◆ PROBLEM REQUIREMENTS ◆
Give back every record that follows, exactly as written.

Entries from a dataset of interfaces:

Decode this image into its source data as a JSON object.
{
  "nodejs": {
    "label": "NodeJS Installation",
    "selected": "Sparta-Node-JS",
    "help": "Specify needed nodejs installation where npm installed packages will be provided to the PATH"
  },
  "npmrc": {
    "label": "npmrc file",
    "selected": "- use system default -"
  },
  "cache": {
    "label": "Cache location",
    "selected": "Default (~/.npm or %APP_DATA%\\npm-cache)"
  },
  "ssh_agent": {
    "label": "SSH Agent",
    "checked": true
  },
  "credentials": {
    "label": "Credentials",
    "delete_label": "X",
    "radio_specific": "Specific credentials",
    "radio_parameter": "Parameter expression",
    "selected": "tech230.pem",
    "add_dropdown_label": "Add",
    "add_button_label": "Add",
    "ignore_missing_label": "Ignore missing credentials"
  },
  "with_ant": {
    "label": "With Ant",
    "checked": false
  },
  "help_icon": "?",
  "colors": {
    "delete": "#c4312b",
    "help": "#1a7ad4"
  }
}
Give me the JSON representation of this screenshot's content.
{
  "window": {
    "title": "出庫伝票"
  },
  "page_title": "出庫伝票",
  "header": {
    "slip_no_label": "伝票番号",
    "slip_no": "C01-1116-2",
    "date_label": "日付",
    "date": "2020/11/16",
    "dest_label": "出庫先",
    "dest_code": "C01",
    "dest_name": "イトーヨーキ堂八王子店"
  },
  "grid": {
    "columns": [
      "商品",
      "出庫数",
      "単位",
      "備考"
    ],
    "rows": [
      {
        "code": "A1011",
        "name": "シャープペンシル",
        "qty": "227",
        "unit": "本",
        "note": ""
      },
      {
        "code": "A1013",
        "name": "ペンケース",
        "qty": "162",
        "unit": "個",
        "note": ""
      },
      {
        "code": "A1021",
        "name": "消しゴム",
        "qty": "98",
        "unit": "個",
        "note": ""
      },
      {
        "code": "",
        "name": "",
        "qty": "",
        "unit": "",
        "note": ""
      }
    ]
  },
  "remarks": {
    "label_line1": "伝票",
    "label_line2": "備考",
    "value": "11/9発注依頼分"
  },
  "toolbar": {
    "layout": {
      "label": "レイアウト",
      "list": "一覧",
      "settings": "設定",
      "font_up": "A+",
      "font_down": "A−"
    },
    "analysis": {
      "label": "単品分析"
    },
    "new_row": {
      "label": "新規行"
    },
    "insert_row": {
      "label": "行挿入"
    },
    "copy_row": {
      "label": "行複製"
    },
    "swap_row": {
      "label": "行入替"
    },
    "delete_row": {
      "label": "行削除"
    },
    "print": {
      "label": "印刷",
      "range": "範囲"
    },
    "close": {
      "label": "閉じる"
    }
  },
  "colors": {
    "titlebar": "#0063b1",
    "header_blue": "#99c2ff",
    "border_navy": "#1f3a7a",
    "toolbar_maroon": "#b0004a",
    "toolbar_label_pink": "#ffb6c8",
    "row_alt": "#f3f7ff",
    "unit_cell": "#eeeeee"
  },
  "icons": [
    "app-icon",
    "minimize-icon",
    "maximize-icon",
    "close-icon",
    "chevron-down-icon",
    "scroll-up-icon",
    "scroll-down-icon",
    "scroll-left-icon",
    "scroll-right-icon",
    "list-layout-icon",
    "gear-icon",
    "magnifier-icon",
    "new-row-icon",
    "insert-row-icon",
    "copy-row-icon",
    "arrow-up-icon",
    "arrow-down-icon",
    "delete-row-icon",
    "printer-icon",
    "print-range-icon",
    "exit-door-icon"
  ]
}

◆ SOLVED EXERCISE ◆
Decode this image into its source data as a JSON object.
{
  "nodejs": {
    "label": "NodeJS Installation",
    "selected": "Sparta-Node-JS",
    "help": "Specify needed nodejs installation where npm installed packages will be provided to the PATH"
  },
  "npmrc": {
    "label": "npmrc file",
    "selected": "- use system default -"
  },
  "cache": {
    "label": "Cache location",
    "selected": "Default (~/.npm or %APP_DATA%\\npm-cache)"
  },
  "ssh_agent": {
    "label": "SSH Agent",
    "checked": true
  },
  "credentials": {
    "label": "Credentials",
    "delete_label": "X",
    "radio_specific": "Specific credentials",
    "radio_parameter": "Parameter expression",
    "selected": "tech230.pem",
    "add_dropdown_label": "Add",
    "add_button_label": "Add",
    "ignore_missing_label": "Ignore missing credentials"
  },
  "with_ant": {
    "label": "With Ant",
    "checked": false
  },
  "help_icon": "?",
  "colors": {
    "delete": "#c4312b",
    "help": "#1a7ad4"
  }
}
Give me the JSON representation of this screenshot's content.
{
  "window": {
    "title": "出庫伝票"
  },
  "page_title": "出庫伝票",
  "header": {
    "slip_no_label": "伝票番号",
    "slip_no": "C01-1116-2",
    "date_label": "日付",
    "date": "2020/11/16",
    "dest_label": "出庫先",
    "dest_code": "C01",
    "dest_name": "イトーヨーキ堂八王子店"
  },
  "grid": {
    "columns": [
      "商品",
      "出庫数",
      "単位",
      "備考"
    ],
    "rows": [
      {
        "code": "A1011",
        "name": "シャープペンシル",
        "qty": "227",
        "unit": "本",
        "note": ""
      },
      {
        "code": "A1013",
        "name": "ペンケース",
        "qty": "162",
        "unit": "個",
        "note": ""
      },
      {
        "code": "A1021",
        "name": "消しゴム",
        "qty": "98",
        "unit": "個",
        "note": ""
      },
      {
        "code": "",
        "name": "",
        "qty": "",
        "unit": "",
        "note": ""
      }
    ]
  },
  "remarks": {
    "label_line1": "伝票",
    "label_line2": "備考",
    "value": "11/9発注依頼分"
  },
  "toolbar": {
    "layout": {
      "label": "レイアウト",
      "list": "一覧",
      "settings": "設定",
      "font_up": "A+",
      "font_down": "A−"
    },
    "analysis": {
      "label": "単品分析"
    },
    "new_row": {
      "label": "新規行"
    },
    "insert_row": {
      "label": "行挿入"
    },
    "copy_row": {
      "label": "行複製"
    },
    "swap_row": {
      "label": "行入替"
    },
    "delete_row": {
      "label": "行削除"
    },
    "print": {
      "label": "印刷",
      "range": "範囲"
    },
    "close": {
      "label": "閉じる"
    }
  },
  "colors": {
    "titlebar": "#0063b1",
    "header_blue": "#99c2ff",
    "border_navy": "#1f3a7a",
    "toolbar_maroon": "#b0004a",
    "toolbar_label_pink": "#ffb6c8",
    "row_alt": "#f3f7ff",
    "unit_cell": "#eeeeee"
  },
  "icons": [
    "app-icon",
    "minimize-icon",
    "maximize-icon",
    "close-icon",
    "chevron-down-icon",
    "scroll-up-icon",
    "scroll-down-icon",
    "scroll-left-icon",
    "scroll-right-icon",
    "list-layout-icon",
    "gear-icon",
    "magnifier-icon",
    "new-row-icon",
    "insert-row-icon",
    "copy-row-icon",
    "arrow-up-icon",
    "arrow-down-icon",
    "delete-row-icon",
    "printer-icon",
    "print-range-icon",
    "exit-door-icon"
  ]
}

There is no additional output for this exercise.